Then, when the 40 renounce and sign a letter after finding the Guru in a village near Khidrana, the timing works much better. Mai Bhago immediately rallies the 40 to return to the fight. And having just met with Guru Gobind Singh, they know exactly where to go (The forest outside of Khidrana: present day Mukatsar).
The version of the story recorded in The Sikh Religion matches the map of their respective journeys much better.
This is why, in the animation KAUR, Saibhang Kaur’s grandmother tells the story from this perspective.
The Importance of Mai Bhago in Sikh history
Why is it so important to try to get these details right? During our research, what I personally realized is that Mai Bhago did far more than lead forty men back into battle to regain their honor. The Battle of Mukatsar is THE moment when the Mughal’s relentless pursuit of Guru Gobind Singh ends once and for all. If we do not understand the incredibly painful odyssey that the Guru underwent after the fall of Anandpur Sahib, if we do not give ourselves the eyes to see the depth of the journey he took, then we will never understand the crucial importance of Mai Bhago’s decision to lead these men into battle. Energetically, she turned the tide in favor of the Guru, even though so much had been lost.

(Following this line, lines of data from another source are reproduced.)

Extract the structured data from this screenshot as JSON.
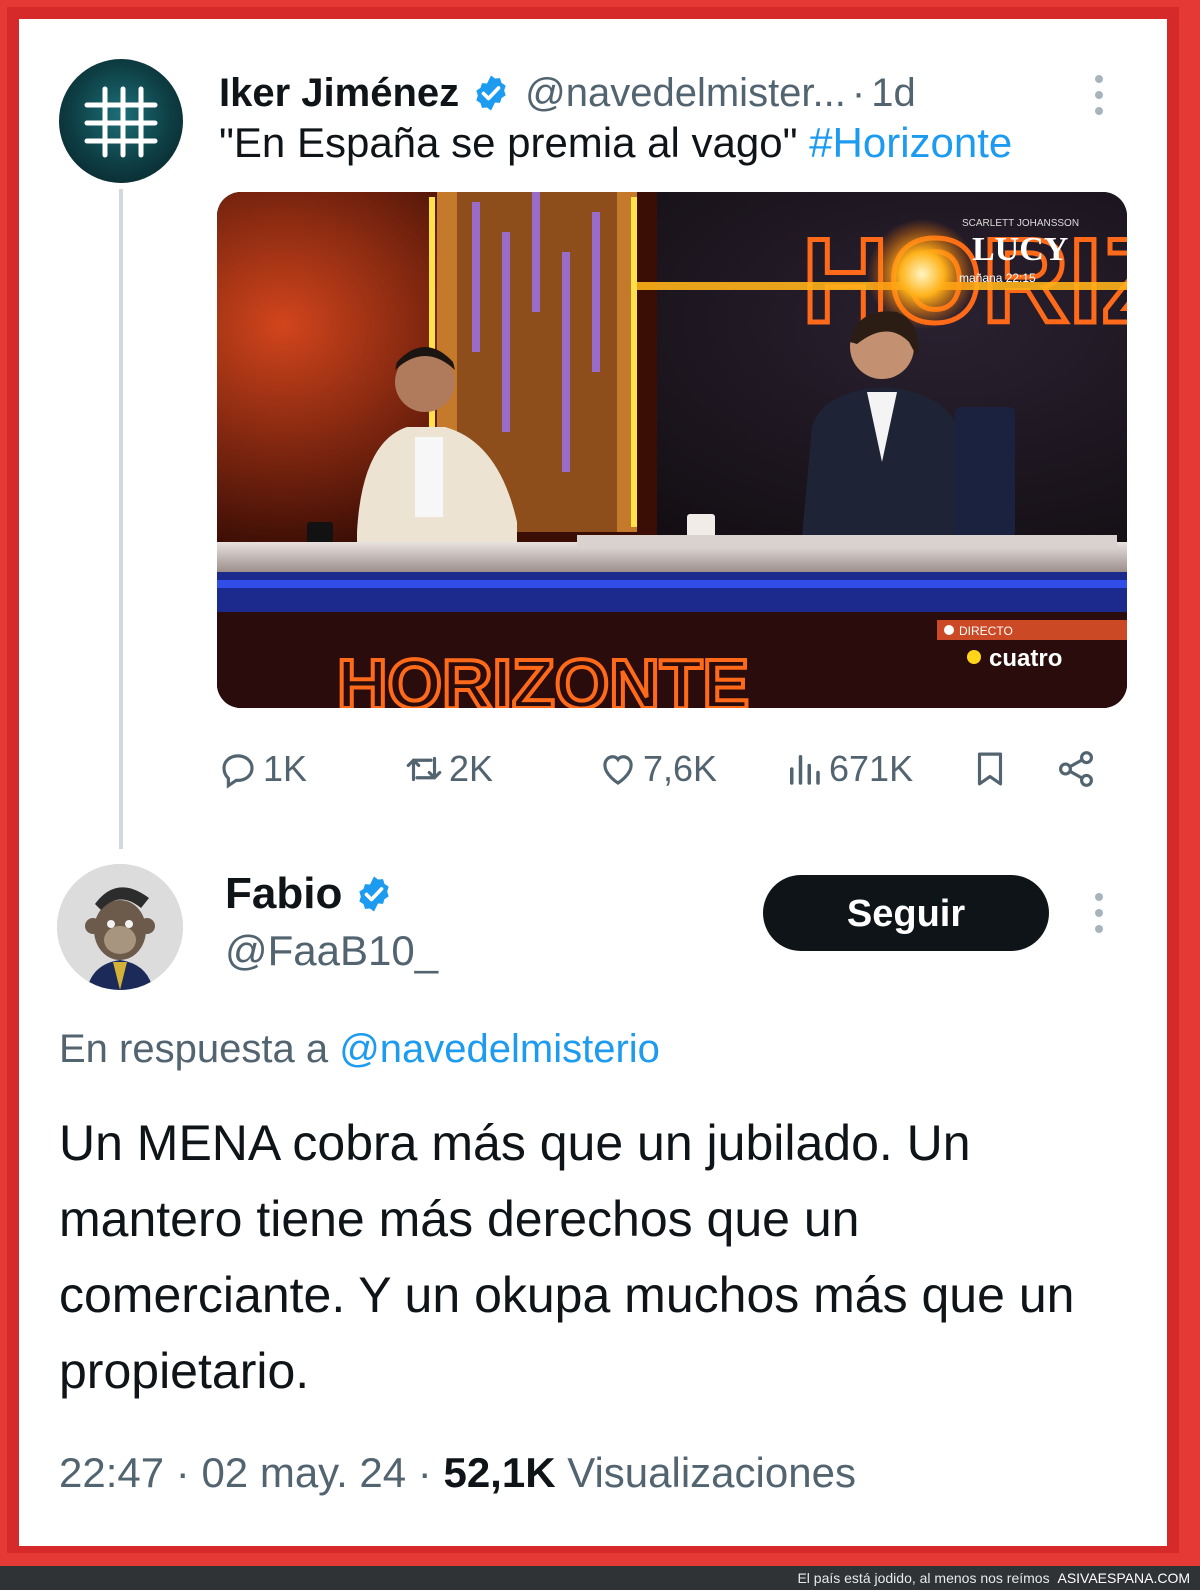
{
  "tweet1": {
    "author_name": "Iker Jiménez",
    "handle": "@navedelmister...",
    "separator": "·",
    "time": "1d",
    "text": "\"En España se premia al vago\"",
    "hashtag": "#Horizonte",
    "media": {
      "top_right_promo_small": "SCARLETT JOHANSSON",
      "top_right_promo_title": "LUCY",
      "top_right_promo_time": "mañana 22:15",
      "show_logo": "HORIZ",
      "bottom_logo": "HORIZONTE",
      "live_label": "DIRECTO",
      "channel": "cuatro"
    },
    "actions": {
      "replies": "1K",
      "reposts": "2K",
      "likes": "7,6K",
      "views": "671K"
    }
  },
  "tweet2": {
    "author_name": "Fabio",
    "handle": "@FaaB10_",
    "follow_label": "Seguir",
    "reply_prefix": "En respuesta a",
    "reply_mention": "@navedelmisterio",
    "text": "Un MENA cobra más que un jubilado. Un mantero tiene más derechos que un comerciante. Y un okupa muchos más que un propietario.",
    "time": "22:47",
    "date": "02 may. 24",
    "separator": "·",
    "views_count": "52,1K",
    "views_label": "Visualizaciones"
  },
  "footer": {
    "caption": "El país está jodido, al menos nos reímos",
    "site": "ASIVAESPANA.COM"
  },
  "colors": {
    "accent": "#1d9bf0",
    "text": "#0f1419",
    "secondary": "#536471",
    "border": "#e53935"
  }
}
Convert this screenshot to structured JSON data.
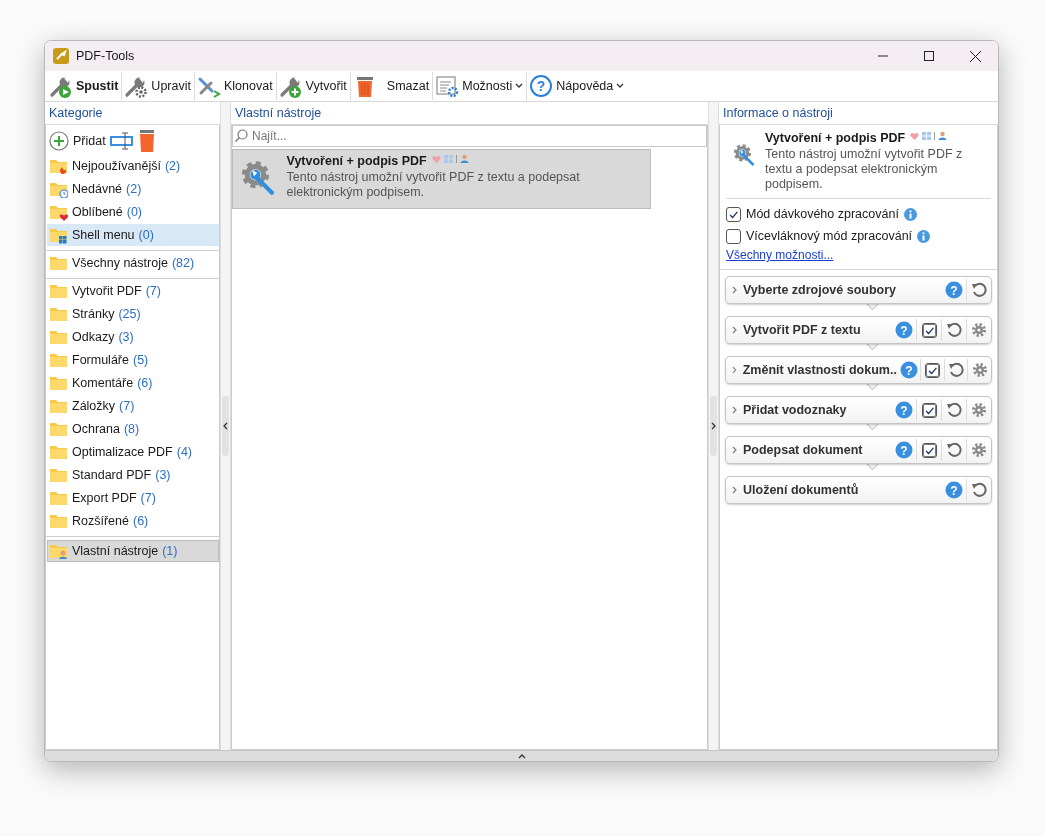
{
  "window": {
    "title": "PDF-Tools"
  },
  "toolbar": [
    {
      "label": "Spustit",
      "kind": "run",
      "default": true,
      "dropdown": false
    },
    {
      "label": "Upravit",
      "kind": "edit",
      "default": false,
      "dropdown": false
    },
    {
      "label": "Klonovat",
      "kind": "clone",
      "default": false,
      "dropdown": false
    },
    {
      "label": "Vytvořit",
      "kind": "create",
      "default": false,
      "dropdown": false
    },
    {
      "label": "Smazat",
      "kind": "delete",
      "default": false,
      "dropdown": false
    },
    {
      "label": "Možnosti",
      "kind": "options",
      "default": false,
      "dropdown": true
    },
    {
      "label": "Nápověda",
      "kind": "help",
      "default": false,
      "dropdown": true,
      "glyph": "?"
    }
  ],
  "categories": {
    "header": "Kategorie",
    "add_label": "Přidat",
    "groups": [
      [
        {
          "name": "Nejpoužívanější",
          "count": "(2)",
          "kind": "fire",
          "hovered": false,
          "selected": false
        },
        {
          "name": "Nedávné",
          "count": "(2)",
          "kind": "clock",
          "hovered": false,
          "selected": false
        },
        {
          "name": "Oblíbené",
          "count": "(0)",
          "kind": "heart",
          "hovered": false,
          "selected": false
        },
        {
          "name": "Shell menu",
          "count": "(0)",
          "kind": "windows",
          "hovered": true,
          "selected": false
        }
      ],
      [
        {
          "name": "Všechny nástroje",
          "count": "(82)",
          "kind": "plain",
          "hovered": false,
          "selected": false
        }
      ],
      [
        {
          "name": "Vytvořit PDF",
          "count": "(7)",
          "kind": "plain",
          "hovered": false,
          "selected": false
        },
        {
          "name": "Stránky",
          "count": "(25)",
          "kind": "plain",
          "hovered": false,
          "selected": false
        },
        {
          "name": "Odkazy",
          "count": "(3)",
          "kind": "plain",
          "hovered": false,
          "selected": false
        },
        {
          "name": "Formuláře",
          "count": "(5)",
          "kind": "plain",
          "hovered": false,
          "selected": false
        },
        {
          "name": "Komentáře",
          "count": "(6)",
          "kind": "plain",
          "hovered": false,
          "selected": false
        },
        {
          "name": "Záložky",
          "count": "(7)",
          "kind": "plain",
          "hovered": false,
          "selected": false
        },
        {
          "name": "Ochrana",
          "count": "(8)",
          "kind": "plain",
          "hovered": false,
          "selected": false
        },
        {
          "name": "Optimalizace PDF",
          "count": "(4)",
          "kind": "plain",
          "hovered": false,
          "selected": false
        },
        {
          "name": "Standard PDF",
          "count": "(3)",
          "kind": "plain",
          "hovered": false,
          "selected": false
        },
        {
          "name": "Export PDF",
          "count": "(7)",
          "kind": "plain",
          "hovered": false,
          "selected": false
        },
        {
          "name": "Rozšířené",
          "count": "(6)",
          "kind": "plain",
          "hovered": false,
          "selected": false
        }
      ],
      [
        {
          "name": "Vlastní nástroje",
          "count": "(1)",
          "kind": "user",
          "hovered": false,
          "selected": true
        }
      ]
    ]
  },
  "tools": {
    "header": "Vlastní nástroje",
    "search": {
      "placeholder": "Najít..."
    },
    "items": [
      {
        "title": "Vytvoření + podpis PDF",
        "description": "Tento nástroj umožní vytvořit PDF z textu a podepsat elektronickým podpisem.",
        "selected": true
      }
    ]
  },
  "info": {
    "header": "Informace o nástroji",
    "title": "Vytvoření + podpis PDF",
    "description": "Tento nástroj umožní vytvořit PDF z textu a podepsat elektronickým podpisem.",
    "options": [
      {
        "label": "Mód dávkového zpracování",
        "checked": true
      },
      {
        "label": "Vícevláknový mód zpracování",
        "checked": false
      }
    ],
    "link": "Všechny možnosti...",
    "steps": [
      {
        "title": "Vyberte zdrojové soubory",
        "help": "?",
        "checkable": false,
        "configurable": false
      },
      {
        "title": "Vytvořit PDF z textu",
        "help": "?",
        "checkable": true,
        "checked": true,
        "configurable": true
      },
      {
        "title": "Změnit vlastnosti dokum..",
        "help": "?",
        "checkable": true,
        "checked": true,
        "configurable": true
      },
      {
        "title": "Přidat vodoznaky",
        "help": "?",
        "checkable": true,
        "checked": true,
        "configurable": true
      },
      {
        "title": "Podepsat dokument",
        "help": "?",
        "checkable": true,
        "checked": true,
        "configurable": true
      },
      {
        "title": "Uložení dokumentů",
        "help": "?",
        "checkable": false,
        "configurable": false
      }
    ]
  }
}
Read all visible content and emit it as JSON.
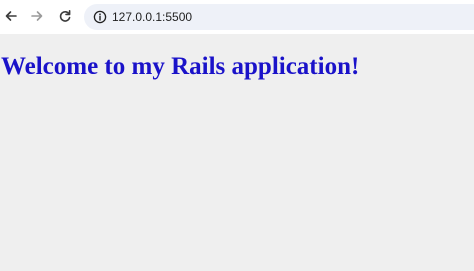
{
  "toolbar": {
    "back_icon": "arrow-left-icon",
    "forward_icon": "arrow-right-icon",
    "reload_icon": "reload-icon",
    "site_info_icon": "info-circle-icon"
  },
  "address_bar": {
    "url": "127.0.0.1:5500"
  },
  "page": {
    "heading": "Welcome to my Rails application!",
    "heading_color": "#1a12c9",
    "background_color": "#efefef"
  }
}
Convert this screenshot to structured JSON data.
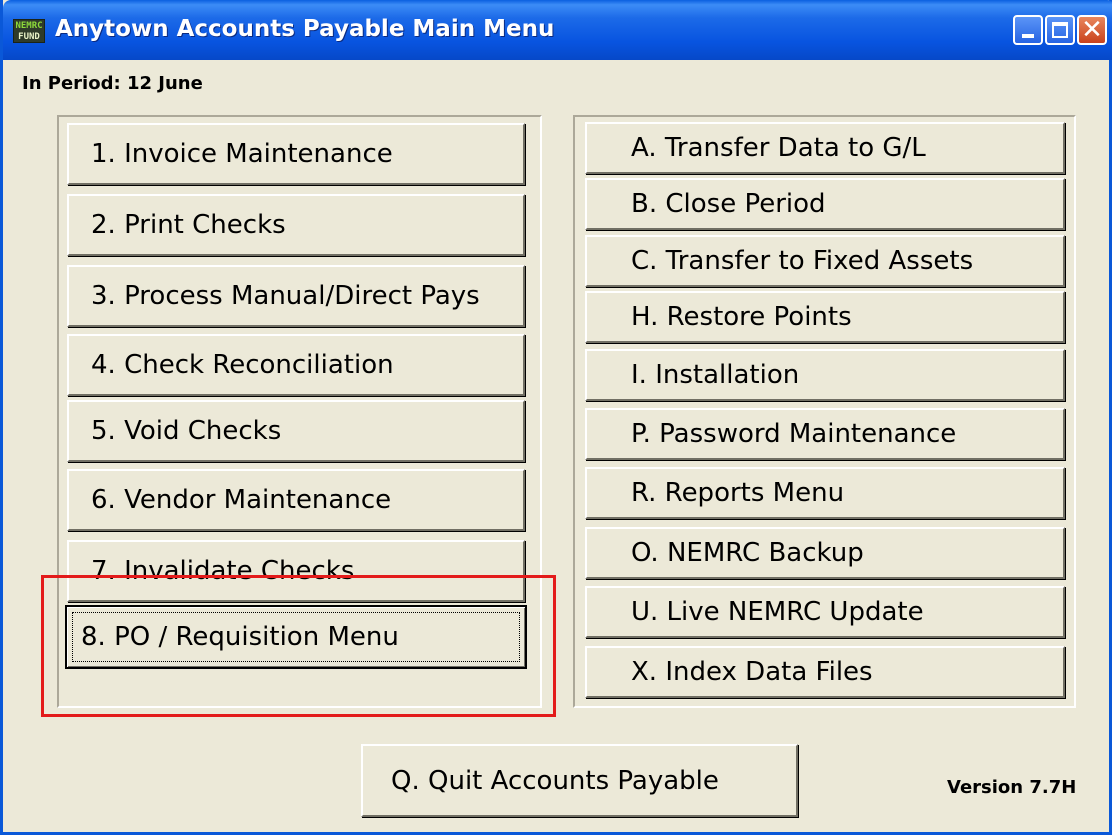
{
  "window": {
    "icon_top": "NEMRC",
    "icon_bottom": "FUND",
    "title": "Anytown Accounts Payable  Main Menu"
  },
  "period": "In Period: 12 June",
  "left_menu": [
    {
      "label": "1.  Invoice Maintenance"
    },
    {
      "label": "2. Print Checks"
    },
    {
      "label": "3. Process Manual/Direct Pays"
    },
    {
      "label": "4. Check Reconciliation"
    },
    {
      "label": "5. Void Checks"
    },
    {
      "label": "6. Vendor Maintenance"
    },
    {
      "label": "7. Invalidate Checks"
    },
    {
      "label": "8. PO / Requisition Menu"
    }
  ],
  "right_menu": [
    {
      "label": "A. Transfer Data to G/L"
    },
    {
      "label": "B. Close Period"
    },
    {
      "label": "C. Transfer to Fixed Assets"
    },
    {
      "label": "H. Restore Points"
    },
    {
      "label": "I.  Installation"
    },
    {
      "label": "P.  Password Maintenance"
    },
    {
      "label": "R.  Reports Menu"
    },
    {
      "label": "O. NEMRC Backup"
    },
    {
      "label": "U. Live NEMRC Update"
    },
    {
      "label": "X.  Index Data Files"
    }
  ],
  "quit": {
    "label": "Q. Quit Accounts Payable"
  },
  "version": "Version 7.7H",
  "colors": {
    "highlight": "#e31b1b",
    "titlebar": "#0854e0",
    "window_bg": "#ece9d8"
  }
}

After the Battle of Mukatsar, Guru Gobind Singh ji could proceed relatively unmolested to Nanded, where he established one final center before leaving his physical body. Sikhi as practiced today is the direct result of Guru Gobind Singh’s last instructions at Nanded (Abchal Nagar). Mai Bhago’s heroism helped the Guru in his time of need. In that moment, she not only supported these 40 men in regaining their honor and becoming liberated. She protected the future of the entire Sikh community, as well.
When it comes to Sikh history, these old stories are a starting point. We understand there may be resources or research about Mai Bhago and the Forty Liberated Ones that our creative team could not access. We know other people may come forward with more information, or different perspectives. We do not claim this to be the final, definitive version of Mai Bhago and the Forty Liberated Ones.
However, it was important to us that we did what research we could. These are our results. We hope you enjoy the story of Mai Bhago in SikhNet’s animation KAUR. Please forgive any errors in the retelling of the story. It was our deepest blessing to do this project.
Ek Ong Kaar Kaur Khalsa. Program Director, SikhNet.com.